Restructuring expert Gregory Rayburn at Hostess Brands said the top four executives working for him have agreed to cut their salaries to $1 a year until Dec. 31 or when the company emerges from bankruptcy, whichever comes first, according to The Wall Street Journal. Rayburn was named president and chief executive in March, replacing Brian Driscoll.
Those four executives, Gary Wandschneider, John Stewart, David Loeser and Richard Seban, received salary raises of up to 80% last July when Driscoll was serving as CEO. Four additional executives below them agreed to return to the salaries they were receiving before the July increase.
The Irving, Texas-based Twinkies manufacturer filed for Chapter 11 in January.
Avon's New Leader (FINS via WSJ)
Sherilyn McCoy, a vice chairman at Johnson & Johnson and a 30-year veteran of the pharmaceutical giant, will succeed Andrea Jung as chief executive of Avon. The move comes a week after Avon turned down a $10 billion bid by the beauty products manufacturer Coty.

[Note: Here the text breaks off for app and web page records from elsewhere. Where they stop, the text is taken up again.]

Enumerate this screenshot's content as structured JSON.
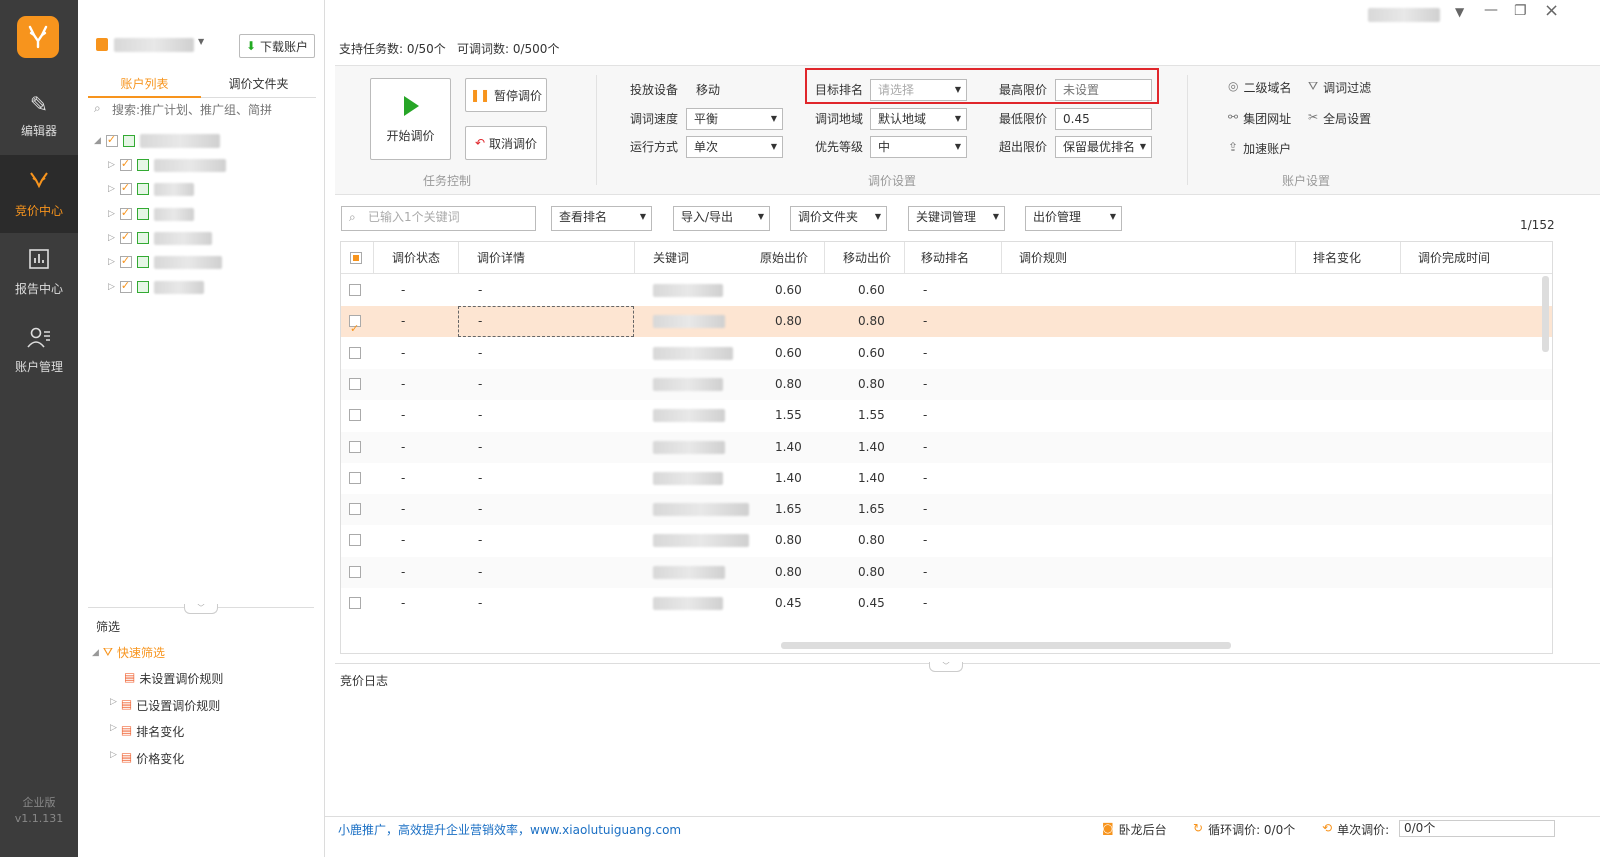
{
  "nav": {
    "items": [
      {
        "label": "编辑器",
        "icon": "edit-icon"
      },
      {
        "label": "竞价中心",
        "icon": "deer-icon"
      },
      {
        "label": "报告中心",
        "icon": "report-icon"
      },
      {
        "label": "账户管理",
        "icon": "user-manage-icon"
      }
    ],
    "edition": "企业版",
    "version": "v1.1.131"
  },
  "account": {
    "download": "下载账户",
    "tabs": [
      "账户列表",
      "调价文件夹"
    ],
    "search_placeholder": "搜索:推广计划、推广组、简拼"
  },
  "filter": {
    "title": "筛选",
    "quick": "快速筛选",
    "items": [
      "未设置调价规则",
      "已设置调价规则",
      "排名变化",
      "价格变化"
    ]
  },
  "top": {
    "tasks": "支持任务数: 0/50个",
    "kw_count": "可调词数: 0/500个"
  },
  "task": {
    "start": "开始调价",
    "pause": "暂停调价",
    "cancel": "取消调价",
    "section": "任务控制"
  },
  "settings": {
    "device_label": "投放设备",
    "device_value": "移动",
    "speed_label": "调词速度",
    "speed_value": "平衡",
    "mode_label": "运行方式",
    "mode_value": "单次",
    "rank_label": "目标排名",
    "rank_placeholder": "请选择",
    "region_label": "调词地域",
    "region_value": "默认地域",
    "priority_label": "优先等级",
    "priority_value": "中",
    "max_label": "最高限价",
    "max_placeholder": "未设置",
    "min_label": "最低限价",
    "min_value": "0.45",
    "over_label": "超出限价",
    "over_value": "保留最优排名",
    "section": "调价设置"
  },
  "acct_settings": {
    "items": [
      "二级域名",
      "调词过滤",
      "集团网址",
      "全局设置",
      "加速账户"
    ],
    "section": "账户设置"
  },
  "toolbar": {
    "kw_placeholder": "已输入1个关键词",
    "view_rank": "查看排名",
    "import_export": "导入/导出",
    "folder": "调价文件夹",
    "kw_manage": "关键词管理",
    "bid_manage": "出价管理",
    "page": "1/152"
  },
  "columns": [
    "调价状态",
    "调价详情",
    "关键词",
    "原始出价",
    "移动出价",
    "移动排名",
    "调价规则",
    "排名变化",
    "调价完成时间"
  ],
  "rows": [
    {
      "status": "-",
      "detail": "-",
      "orig": "0.60",
      "mobile": "0.60",
      "rank": "-",
      "checked": false
    },
    {
      "status": "-",
      "detail": "-",
      "orig": "0.80",
      "mobile": "0.80",
      "rank": "-",
      "checked": true
    },
    {
      "status": "-",
      "detail": "-",
      "orig": "0.60",
      "mobile": "0.60",
      "rank": "-",
      "checked": false
    },
    {
      "status": "-",
      "detail": "-",
      "orig": "0.80",
      "mobile": "0.80",
      "rank": "-",
      "checked": false
    },
    {
      "status": "-",
      "detail": "-",
      "orig": "1.55",
      "mobile": "1.55",
      "rank": "-",
      "checked": false
    },
    {
      "status": "-",
      "detail": "-",
      "orig": "1.40",
      "mobile": "1.40",
      "rank": "-",
      "checked": false
    },
    {
      "status": "-",
      "detail": "-",
      "orig": "1.40",
      "mobile": "1.40",
      "rank": "-",
      "checked": false
    },
    {
      "status": "-",
      "detail": "-",
      "orig": "1.65",
      "mobile": "1.65",
      "rank": "-",
      "checked": false
    },
    {
      "status": "-",
      "detail": "-",
      "orig": "0.80",
      "mobile": "0.80",
      "rank": "-",
      "checked": false
    },
    {
      "status": "-",
      "detail": "-",
      "orig": "0.80",
      "mobile": "0.80",
      "rank": "-",
      "checked": false
    },
    {
      "status": "-",
      "detail": "-",
      "orig": "0.45",
      "mobile": "0.45",
      "rank": "-",
      "checked": false
    }
  ],
  "log": {
    "title": "竞价日志"
  },
  "status": {
    "slogan": "小鹿推广，高效提升企业营销效率，www.xiaolutuiguang.com",
    "backend": "卧龙后台",
    "cycle": "循环调价: 0/0个",
    "single": "单次调价:",
    "single_value": "0/0个"
  },
  "colors": {
    "accent": "#f7941d",
    "nav_bg": "#3c3c3c",
    "highlight_row": "#fde5d2",
    "red_box": "#e0262b",
    "link": "#1a6fc4"
  }
}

Consumer Goods Layoffs (FINS)
The consumer goods industry is leading other industries in planned layoffs this year as a result of company reorganizations, rising commodity prices and weak consumer spending.

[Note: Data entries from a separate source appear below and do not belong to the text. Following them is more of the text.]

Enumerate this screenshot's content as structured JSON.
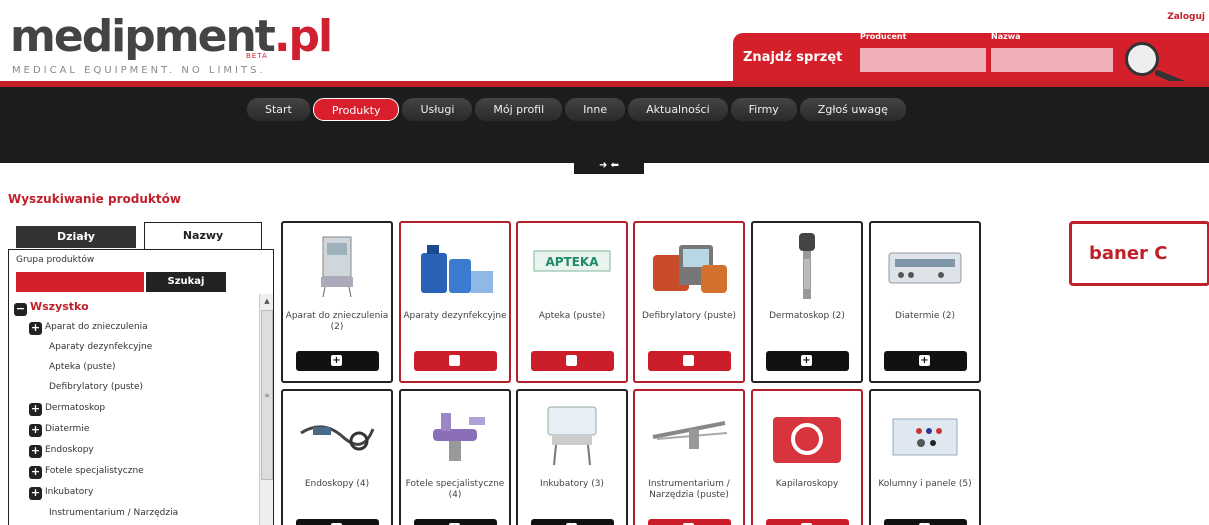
{
  "logo": {
    "name": "medipment.pl",
    "name_main": "medipment",
    "name_tld": ".pl",
    "beta": "BETA",
    "tagline": "MEDICAL EQUIPMENT. NO LIMITS."
  },
  "header": {
    "login": "Zaloguj"
  },
  "search": {
    "title": "Znajdź sprzęt",
    "producer_label": "Producent",
    "name_label": "Nazwa",
    "producer_value": "",
    "name_value": ""
  },
  "nav": {
    "items": [
      "Start",
      "Produkty",
      "Usługi",
      "Mój profil",
      "Inne",
      "Aktualności",
      "Firmy",
      "Zgłoś uwagę"
    ],
    "active": "Produkty",
    "toggle": "➜ ⬅"
  },
  "page": {
    "title": "Wyszukiwanie produktów"
  },
  "sidebar": {
    "tabs": [
      "Działy",
      "Nazwy"
    ],
    "group_label": "Grupa produktów",
    "group_value": "",
    "search_button": "Szukaj",
    "tree": [
      {
        "label": "Wszystko",
        "icon": "minus-icon",
        "level": 0
      },
      {
        "label": "Aparat do znieczulenia",
        "icon": "plus-icon",
        "level": 1
      },
      {
        "label": "Aparaty dezynfekcyjne",
        "icon": "",
        "level": 2
      },
      {
        "label": "Apteka (puste)",
        "icon": "",
        "level": 2
      },
      {
        "label": "Defibrylatory (puste)",
        "icon": "",
        "level": 2
      },
      {
        "label": "Dermatoskop",
        "icon": "plus-icon",
        "level": 1
      },
      {
        "label": "Diatermie",
        "icon": "plus-icon",
        "level": 1
      },
      {
        "label": "Endoskopy",
        "icon": "plus-icon",
        "level": 1
      },
      {
        "label": "Fotele specjalistyczne",
        "icon": "plus-icon",
        "level": 1
      },
      {
        "label": "Inkubatory",
        "icon": "plus-icon",
        "level": 1
      },
      {
        "label": "Instrumentarium / Narzędzia",
        "icon": "",
        "level": 2
      }
    ]
  },
  "products": [
    {
      "label": "Aparat do znieczulenia (2)",
      "red": false,
      "icon": "plus-icon"
    },
    {
      "label": "Aparaty dezynfekcyjne",
      "red": true,
      "icon": "square-icon"
    },
    {
      "label": "Apteka (puste)",
      "red": true,
      "icon": "square-icon",
      "sign": "APTEKA"
    },
    {
      "label": "Defibrylatory (puste)",
      "red": true,
      "icon": "square-icon"
    },
    {
      "label": "Dermatoskop (2)",
      "red": false,
      "icon": "plus-icon"
    },
    {
      "label": "Diatermie (2)",
      "red": false,
      "icon": "plus-icon"
    },
    {
      "label": "Endoskopy (4)",
      "red": false,
      "icon": "plus-icon"
    },
    {
      "label": "Fotele specjalistyczne (4)",
      "red": false,
      "icon": "plus-icon"
    },
    {
      "label": "Inkubatory (3)",
      "red": false,
      "icon": "plus-icon"
    },
    {
      "label": "Instrumentarium / Narzędzia (puste)",
      "red": true,
      "icon": "square-icon"
    },
    {
      "label": "Kapilaroskopy",
      "red": true,
      "icon": "square-icon"
    },
    {
      "label": "Kolumny i panele (5)",
      "red": false,
      "icon": "plus-icon"
    }
  ],
  "banner": {
    "text": "baner C"
  },
  "colors": {
    "brand_red": "#d51f2b",
    "nav_bg": "#1c1c1c"
  }
}
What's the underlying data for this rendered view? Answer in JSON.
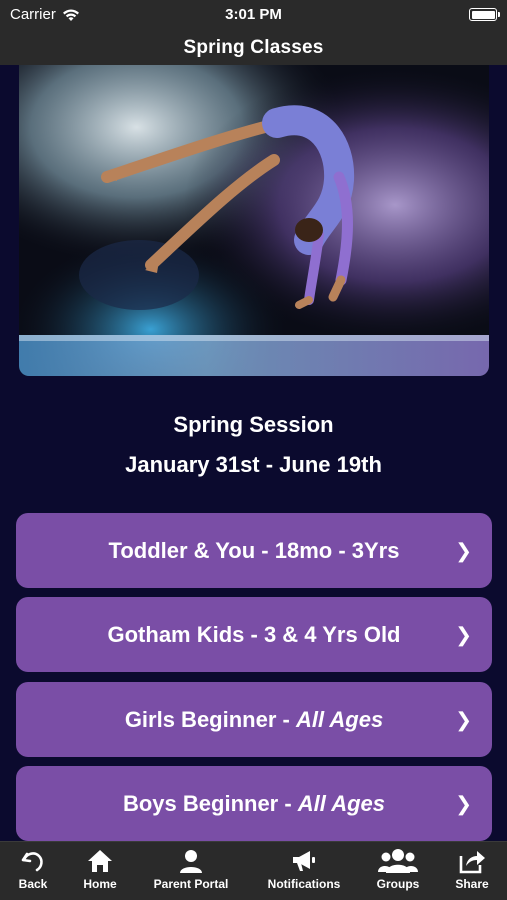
{
  "status_bar": {
    "carrier": "Carrier",
    "time": "3:01 PM"
  },
  "nav": {
    "title": "Spring Classes"
  },
  "session": {
    "title": "Spring Session",
    "dates": "January 31st - June 19th"
  },
  "classes": [
    {
      "label": "Toddler & You - 18mo - 3Yrs",
      "suffix": ""
    },
    {
      "label": "Gotham Kids - 3 & 4 Yrs Old",
      "suffix": ""
    },
    {
      "label": "Girls Beginner - ",
      "suffix": "All Ages"
    },
    {
      "label": "Boys Beginner - ",
      "suffix": "All Ages"
    }
  ],
  "chevron": "❯",
  "tabs": [
    {
      "label": "Back",
      "icon": "back-icon"
    },
    {
      "label": "Home",
      "icon": "home-icon"
    },
    {
      "label": "Parent Portal",
      "icon": "person-icon"
    },
    {
      "label": "Notifications",
      "icon": "megaphone-icon"
    },
    {
      "label": "Groups",
      "icon": "groups-icon"
    },
    {
      "label": "Share",
      "icon": "share-icon"
    }
  ],
  "colors": {
    "background": "#0b0a2e",
    "bars": "#2a2a2a",
    "button": "#7a4ea6"
  }
}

The Sony Ax to Fall (WSJ)
Sony is getting ready to cut 10,000 jobs, 6% of its global work force, over the next two years as the company's new chief executive Kazuo Hirai prepares to turn around the business, according to people familiar with the matter.

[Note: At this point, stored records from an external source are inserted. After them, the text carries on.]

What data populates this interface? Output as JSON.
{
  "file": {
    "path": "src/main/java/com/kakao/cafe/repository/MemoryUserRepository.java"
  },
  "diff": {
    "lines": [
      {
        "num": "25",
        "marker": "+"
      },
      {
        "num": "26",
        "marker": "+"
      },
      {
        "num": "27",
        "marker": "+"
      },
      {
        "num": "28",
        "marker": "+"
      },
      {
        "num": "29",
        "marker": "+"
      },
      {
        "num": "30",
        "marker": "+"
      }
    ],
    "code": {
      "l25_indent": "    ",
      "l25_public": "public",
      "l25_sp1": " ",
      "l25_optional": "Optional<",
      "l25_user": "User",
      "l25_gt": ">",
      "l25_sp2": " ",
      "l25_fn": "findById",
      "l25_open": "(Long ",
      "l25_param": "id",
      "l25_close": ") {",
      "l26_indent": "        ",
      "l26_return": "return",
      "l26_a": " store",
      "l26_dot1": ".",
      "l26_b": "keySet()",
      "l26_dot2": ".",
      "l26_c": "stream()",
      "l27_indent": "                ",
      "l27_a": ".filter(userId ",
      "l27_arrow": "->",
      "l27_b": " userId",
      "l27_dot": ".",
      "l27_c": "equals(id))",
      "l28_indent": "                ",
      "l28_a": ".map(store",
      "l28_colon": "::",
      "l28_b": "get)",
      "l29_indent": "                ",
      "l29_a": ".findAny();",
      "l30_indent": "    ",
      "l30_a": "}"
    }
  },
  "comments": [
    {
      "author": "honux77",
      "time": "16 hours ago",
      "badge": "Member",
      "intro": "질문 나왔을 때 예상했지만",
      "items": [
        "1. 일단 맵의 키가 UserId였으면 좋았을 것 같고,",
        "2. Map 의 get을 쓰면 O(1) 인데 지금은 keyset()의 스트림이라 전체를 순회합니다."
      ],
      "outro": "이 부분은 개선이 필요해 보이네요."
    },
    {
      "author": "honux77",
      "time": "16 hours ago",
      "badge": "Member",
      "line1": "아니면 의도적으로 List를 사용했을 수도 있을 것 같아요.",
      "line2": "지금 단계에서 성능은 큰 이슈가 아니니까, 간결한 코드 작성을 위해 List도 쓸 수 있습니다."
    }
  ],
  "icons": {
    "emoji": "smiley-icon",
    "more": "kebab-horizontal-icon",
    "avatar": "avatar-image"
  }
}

Fast U.S. Jobs (WSJ)
The Japanese retail holding company Fast Retailing Co. plans to open hundreds of stores in the U.S. with clothing chain Uniqlo opening its first West Coast location in San Francisco.
Fewer Retail Applicants (Retailing Today)
Fewer people are applying for retail jobs, according to the Kronos Retail Labor Index. The number of applications received by retailers fell 10% to 784,941 in March 2012 from 872,341 in February 2012, on a seasonally adjusted basis.
Newspaper Hobbyists (NYT)
Buying newspapers is turning into something of an expensive hobby for rich guys, such as Warren Buffett and Douglas Manchester, says David Carr.
Dior's New Creative Director (WSJ)
It took almost a year to find the right fit. Christian Dior named the Belgian designer Raf Simons to succeed John Galliano as its creative director. Galliano was fired in March 2011 after making anti-Semitic remarks at a Paris bistro.
Saidiner's New Advertising Gig (Adweek)
Cathy Saidiner, the former president of McCann Erickson L.A., is joining the Santa Monica, Calif.-based digital agency Blitz, where she will lead client services and oversee brand strategy.
National Growth, Foreign Jobs (WSJ)
Many U.S. companies have become more productive, more profitable and less burdened by debt since emerging from the Great Recession. However, many have been creating jobs outside of the U.S. since 2007.
Buzz Around the Office
New CGI footage shows the 100-year-old tragedy in digitally-rendered action.
List of the Day: How to Cope
Try the following actions if your boss is an egomaniac who thinks they're right all the time.
1. Deliver your best work so your boss can't find fault with you.
2. Don't try to make them change. They won't.
3. Figure out how to anticipate their needs.
(Source: CBS MoneyWatch)